There’s no denying the power of experiential for brands – it’s an opportunity for uninterrupted consumer face time, brand immersion, storytelling, sensory stimulation, emotional connections.
And brands have clearly cottoned on to its success – budgets for experiential marketing rose 19 consecutive quarters to Q2 2018, and in the Q4 2018 IPA Bellwether report, it was only events that saw any rise in investment at all.
Yet where budgets flow, so does scrutiny.
The challenge of measuring experiential effectiveness is noticeably creeping up the agenda – the increasing number of LinkedIn posts, seminars, articles and suggested benchmarks are testament to this.
So how to prove success when the range of experiences and their KPIs differ so broadly?
With a variety of experiences out there, focused on brand awareness, sampling, product demonstrations and lead generation, clearly there’s no one size fits all approach.
For some, measuring attitudinal shifts and behaviour change over time will be more appropriate – for others, direct leads generated on site will prove the litmus test.
For the bulk of live experiences however, one crucial indicator of success will always be on site engagement.
Where digital channels are inherently measurable though, live experiences pose more challenges, particularly those in transient spaces.
Experiential has therefore lagged behind digital in measurement over the years, with brands and agencies often relying on somewhat archaic methods – each with their own limitations:
- Manual clickers – “has that person been here before?” “when did they leave?”
- Marketing collateral & samples handed out – “didn’t you just take one?” “you’ve been here for a while but haven’t taken one yet”
- General attendance figures for wider event – “did everyone at the event visit our stand?”
- Direct interactions – “what about that guy over there?”
- Anecdotal evidence from brand ambassadors – not sure that stands up when reporting back to stakeholders
- Photo or video evidence – how do trends shift over time?
- Take social check ins and multiply by 20 – wait, what?
The challenge is that many measurement tools used are inconsistent and subject to human bias. And certainly, don’t provide any sort of granular breakdown into visitor behaviour.
What if there was a way we could easily track the on-site behaviour of those who had been at an experience?
Cue the ‘digital token’!
Everyone turns up to events with connectivity in their pocket these days – smartphone usage is almost ubiquitous in 2019.
And each of those devices has a unique ID.
Fortunately, technology now enables us to passively track the behaviour of each of those devices at live events.
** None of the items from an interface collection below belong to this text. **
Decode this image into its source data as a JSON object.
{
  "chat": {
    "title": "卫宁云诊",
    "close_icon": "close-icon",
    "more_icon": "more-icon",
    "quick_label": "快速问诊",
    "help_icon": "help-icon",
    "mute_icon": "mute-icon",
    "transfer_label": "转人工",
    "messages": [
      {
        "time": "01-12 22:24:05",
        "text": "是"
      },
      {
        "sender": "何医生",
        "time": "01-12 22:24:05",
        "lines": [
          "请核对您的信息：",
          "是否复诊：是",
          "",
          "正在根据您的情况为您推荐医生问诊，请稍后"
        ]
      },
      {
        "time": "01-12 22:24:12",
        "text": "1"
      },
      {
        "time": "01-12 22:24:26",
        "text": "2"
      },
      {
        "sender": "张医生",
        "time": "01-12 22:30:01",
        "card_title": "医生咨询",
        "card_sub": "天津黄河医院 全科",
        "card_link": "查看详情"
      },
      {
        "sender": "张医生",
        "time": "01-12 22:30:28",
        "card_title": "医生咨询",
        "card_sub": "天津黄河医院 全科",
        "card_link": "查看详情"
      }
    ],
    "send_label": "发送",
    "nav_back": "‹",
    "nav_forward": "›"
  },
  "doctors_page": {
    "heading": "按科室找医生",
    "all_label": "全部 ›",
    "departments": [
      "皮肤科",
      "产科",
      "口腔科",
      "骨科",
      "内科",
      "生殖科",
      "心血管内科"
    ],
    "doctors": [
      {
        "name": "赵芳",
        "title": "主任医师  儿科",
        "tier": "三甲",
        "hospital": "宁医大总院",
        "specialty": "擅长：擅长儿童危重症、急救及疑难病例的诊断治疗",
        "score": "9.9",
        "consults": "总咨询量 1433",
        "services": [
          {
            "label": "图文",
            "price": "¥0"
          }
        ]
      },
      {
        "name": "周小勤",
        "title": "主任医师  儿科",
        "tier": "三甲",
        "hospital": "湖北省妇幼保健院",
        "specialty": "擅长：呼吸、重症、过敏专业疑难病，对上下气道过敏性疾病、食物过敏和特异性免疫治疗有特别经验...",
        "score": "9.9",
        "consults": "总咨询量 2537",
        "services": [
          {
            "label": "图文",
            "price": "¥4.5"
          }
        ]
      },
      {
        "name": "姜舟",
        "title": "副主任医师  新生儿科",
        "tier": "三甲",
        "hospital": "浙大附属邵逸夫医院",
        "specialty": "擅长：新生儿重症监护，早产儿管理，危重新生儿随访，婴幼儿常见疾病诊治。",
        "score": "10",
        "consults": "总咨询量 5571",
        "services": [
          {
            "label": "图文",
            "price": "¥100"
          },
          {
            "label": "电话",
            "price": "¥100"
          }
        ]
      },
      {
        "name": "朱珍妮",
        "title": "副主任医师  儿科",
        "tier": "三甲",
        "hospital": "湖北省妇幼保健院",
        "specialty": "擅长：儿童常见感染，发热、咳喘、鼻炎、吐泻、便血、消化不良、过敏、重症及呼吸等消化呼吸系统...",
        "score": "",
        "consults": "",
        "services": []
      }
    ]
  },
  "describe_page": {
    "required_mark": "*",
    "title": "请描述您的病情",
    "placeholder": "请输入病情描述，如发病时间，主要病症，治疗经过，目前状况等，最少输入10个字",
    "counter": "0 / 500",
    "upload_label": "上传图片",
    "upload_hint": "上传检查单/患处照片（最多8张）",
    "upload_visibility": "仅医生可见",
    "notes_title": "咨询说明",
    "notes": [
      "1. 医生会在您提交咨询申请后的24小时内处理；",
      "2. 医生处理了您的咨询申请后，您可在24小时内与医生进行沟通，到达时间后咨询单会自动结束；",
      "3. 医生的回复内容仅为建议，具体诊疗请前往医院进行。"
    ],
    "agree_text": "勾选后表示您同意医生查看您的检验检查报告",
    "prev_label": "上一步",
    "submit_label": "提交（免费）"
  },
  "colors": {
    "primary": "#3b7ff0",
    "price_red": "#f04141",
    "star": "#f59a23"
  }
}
(Providing they have their Wi-Fi enabled – which we estimate at 87% in the UK, rising to 97% for 16-44-year olds*)
All visitors remain completely anonymous too – the technology tracks aggregated movement patterns rather than understanding individual visitors’ age, gender or cultural ethnicity.
Imagine this as visitors dropping their digital token into a small bucket at your event, providing detailed insight into:
- whether they stopped and engaged, or simply walked on by
- how long they stuck around for
- how many times they returned to the experience
- which spaces they were most interested in
- how they moved around the experience
And here’s the kicker.
The same digital token can also be used to prove whether visitors then go on to a nearby retail store…and when.
Whether that’s a store in the same shopping centre as the experience, or an outlet across town.
Imagine a car manufacturer mapping their annual event schedule against a nationwide network of dealers – to understand which activation drove the most footfall, what the average lag time between experiencing the brand and showing up at a dealer was and how many times people returned.
All because visitors ‘dropped their digital token into the bucket’.
If you’re looking for an objective tool to measure the engagement, impact and ROI of your experiences and would like to explore measuring your visitors’ digital tokens – just get in touch.
* Based on an independent, national representative survey through Aurora Market Research, commission by Meshh
Latest posts by Mike Havard (see all)
- 4 Reasons to Measure Visitor Behaviour at Live Experiences - September 10, 2019
- The ‘Digital Token’: Proving Experiential Works - September 5, 2019